- Engineering. Students are able to use the iPhones Seismometer and a variety of accelerometer-based applications in simulations that explore the dampening effects of various construction techniques designed to increase the survivability of structures during earthquakes.
- English. Primary school students from a Language Background Other Than English (LBOTE) used mobiles (iPod Touches) loaded with language exercises to practice English in and out of school. The exercises helped the students achieve grade-level mastery of English.
- Vocational Education. Students in a work-based apprenticeship program at a New Zealand polytechnic used mobiles to communicate with their tutor while out in the field, to respond to multiple-choice questions sent via SMS, and to collect photo and video evidence for summative evaluation. The study found that as a result of using the mobiles, apprentices took greater ownership of their learning, reflected more on workplace learning, and were more thoughtful about the kinds of evidence to capture.
Mobiles in Practice
The following links provide examples of mobiles in educational settings.

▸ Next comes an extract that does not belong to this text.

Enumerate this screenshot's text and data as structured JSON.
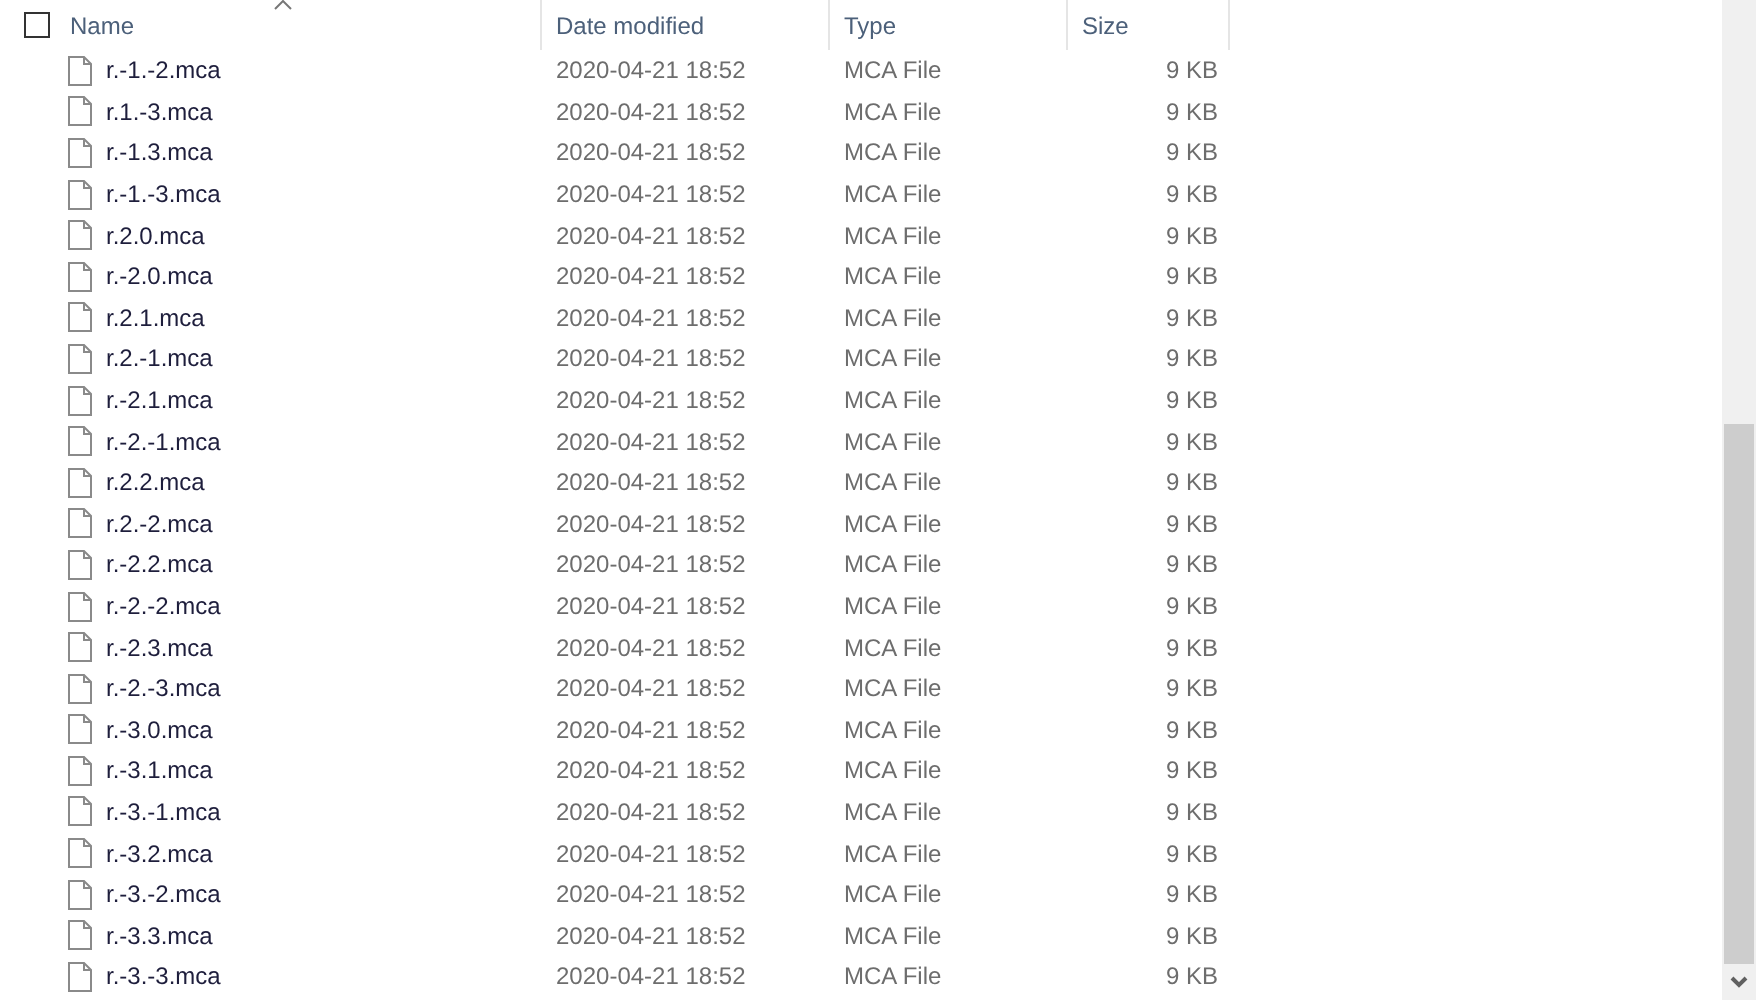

Designed expressly for Australian schools, App-titude provides high-quality educational games that run on mobile devices (iPhones and iPod Touches). Student progress data are transmitted to a teacher website, where they can be used for evaluation, friendly competition, and collaboration.

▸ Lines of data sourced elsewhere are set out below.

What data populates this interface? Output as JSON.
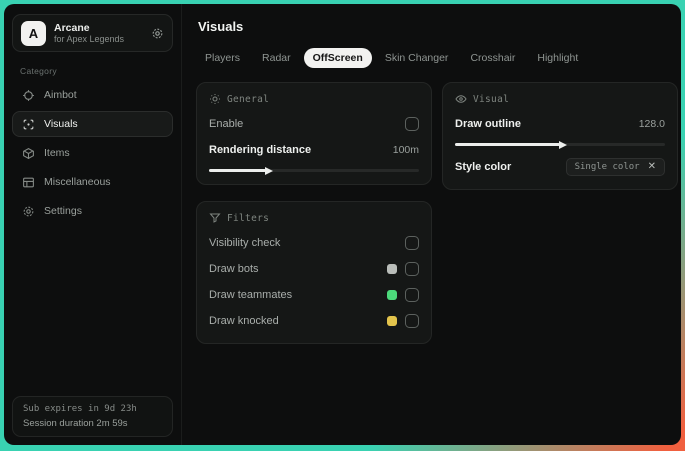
{
  "frame": {
    "gradient_start": "#39d2b2",
    "gradient_end": "#f0603f",
    "window_bg": "#0d0e0e"
  },
  "sidebar": {
    "app": {
      "logo_letter": "A",
      "name": "Arcane",
      "subtitle": "for Apex Legends"
    },
    "category_label": "Category",
    "items": [
      {
        "label": "Aimbot",
        "selected": false
      },
      {
        "label": "Visuals",
        "selected": true
      },
      {
        "label": "Items",
        "selected": false
      },
      {
        "label": "Miscellaneous",
        "selected": false
      },
      {
        "label": "Settings",
        "selected": false
      }
    ],
    "footer": {
      "sub_expires": "Sub expires in 9d 23h",
      "session_duration": "Session duration 2m 59s"
    }
  },
  "main": {
    "title": "Visuals",
    "tabs": [
      {
        "label": "Players",
        "selected": false
      },
      {
        "label": "Radar",
        "selected": false
      },
      {
        "label": "OffScreen",
        "selected": true
      },
      {
        "label": "Skin Changer",
        "selected": false
      },
      {
        "label": "Crosshair",
        "selected": false
      },
      {
        "label": "Highlight",
        "selected": false
      }
    ],
    "general": {
      "header": "General",
      "enable_label": "Enable",
      "enable_checked": false,
      "rendering_distance_label": "Rendering distance",
      "rendering_distance_value": "100m",
      "slider_percent": "27"
    },
    "visual": {
      "header": "Visual",
      "draw_outline_label": "Draw outline",
      "draw_outline_value": "128.0",
      "slider_percent": "50",
      "style_color_label": "Style color",
      "style_color_value": "Single color"
    },
    "filters": {
      "header": "Filters",
      "rows": [
        {
          "label": "Visibility check",
          "swatch": "",
          "checked": false
        },
        {
          "label": "Draw bots",
          "swatch": "#b9bdb9",
          "checked": false
        },
        {
          "label": "Draw teammates",
          "swatch": "#4cd97b",
          "checked": false
        },
        {
          "label": "Draw knocked",
          "swatch": "#e3c44c",
          "checked": false
        }
      ]
    }
  }
}
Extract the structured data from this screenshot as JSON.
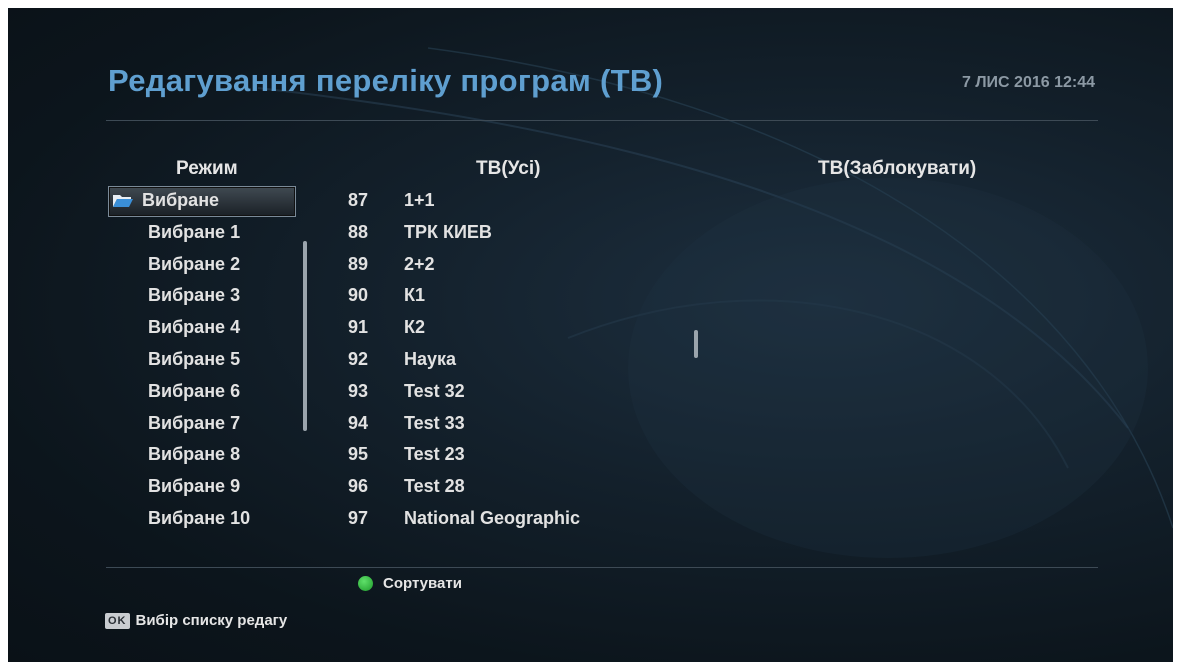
{
  "header": {
    "title": "Редагування переліку програм (ТВ)",
    "datetime": "7 ЛИС 2016 12:44"
  },
  "columns": {
    "mode": "Режим",
    "all": "ТВ(Усі)",
    "blocked": "ТВ(Заблокувати)"
  },
  "mode_list": {
    "selected": "Вибране",
    "items": [
      "Вибране 1",
      "Вибране 2",
      "Вибране 3",
      "Вибране 4",
      "Вибране 5",
      "Вибране 6",
      "Вибране 7",
      "Вибране 8",
      "Вибране 9",
      "Вибране 10"
    ]
  },
  "channels": [
    {
      "num": "87",
      "name": "1+1"
    },
    {
      "num": "88",
      "name": "ТРК КИЕВ"
    },
    {
      "num": "89",
      "name": "2+2"
    },
    {
      "num": "90",
      "name": "К1"
    },
    {
      "num": "91",
      "name": "К2"
    },
    {
      "num": "92",
      "name": "Наука"
    },
    {
      "num": "93",
      "name": "Test 32"
    },
    {
      "num": "94",
      "name": "Test 33"
    },
    {
      "num": "95",
      "name": "Test 23"
    },
    {
      "num": "96",
      "name": "Test 28"
    },
    {
      "num": "97",
      "name": "National Geographic"
    }
  ],
  "footer": {
    "sort_label": "Сортувати",
    "ok_key": "OK",
    "ok_label": "Вибір списку редагу"
  },
  "colors": {
    "title": "#5f9fd0",
    "sort_button": "#2fbf3a"
  },
  "icons": {
    "selected_folder": "folder-open-icon",
    "sort": "green-button-icon"
  }
}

In Their Hands iPads for Learning Trial
The Victorian Government, in collaboration with Apple, is exploring ways to use iPads in the classroom.
iPad-Enhanced Learning at the University of Adelaide
The University of Adelaide’s Faculty of Sciences is pioneering a digital mobile curriculum. Each incoming student is to be issued an iPad, and course materials will be gradually moved to or created for this platform over the next two years.
Will iPad Transform Med School?
Stanford University’s medical school is issuing iPads to all incoming freshmen. The devices contain course syllabi and reading materials as well as interactive applications to aid in study.
For Further Reading
The following articles and resources are recommended for those who wish to learn more about mobiles.
The Mobile Campus
(Steve Kolowich, Inside Higher Ed, 21 September 2009.) One year after implementing its campus-wide policy of issuing each freshman an iPhone or iPod Touch, Abilene Christian University challenged instructors to integrate mobile learning into their classes and surveyed the campus community about the results.
Pew Internet Research Report Mobile Access 2010
(Aaron Smith, Pew Research Center, 1 June 2010.) This research report by the Pew Internet Project examines mobile computing usage among Americans.
Pockets of Potential: Using Mobile Technologies to Promote Childrens Learning
(Carly Shule, Cooney Center, January 2009.) This research report looks at the use of mobile devices in K-12 education worldwide and highlights their potential as tools for teaching and learning.
Smartphones Give You Wings: Pedagogical Affordance of Mobile Web 2.0
(Thomas Cochrane, Roger Bateman, Australasian Journal of Educational Technology, 7 June 2010.) This paper examines how mobile Web 2.0 tools can be used in tertiary education.
Using Mobile Web 2.0 to Transform Pedagogy and Engage Learners
(Thomas Cochrane, Unitec New Zealand, 16 November 2009.) This multimedia report describes how mobile technologies are being integrated at Unitec in New Zealand. Trials in design, music, and landscape courses show positive results.
Worlds Largest Open University Goes Mobile
(Press release, PR-inside.com, 29 October 2009.) The Indira Gandhi National Open University, in partnership with Ericsson, will now offer courses on mobile phones to more than 2.5 million students, allowing learners in rural India to seek a higher education.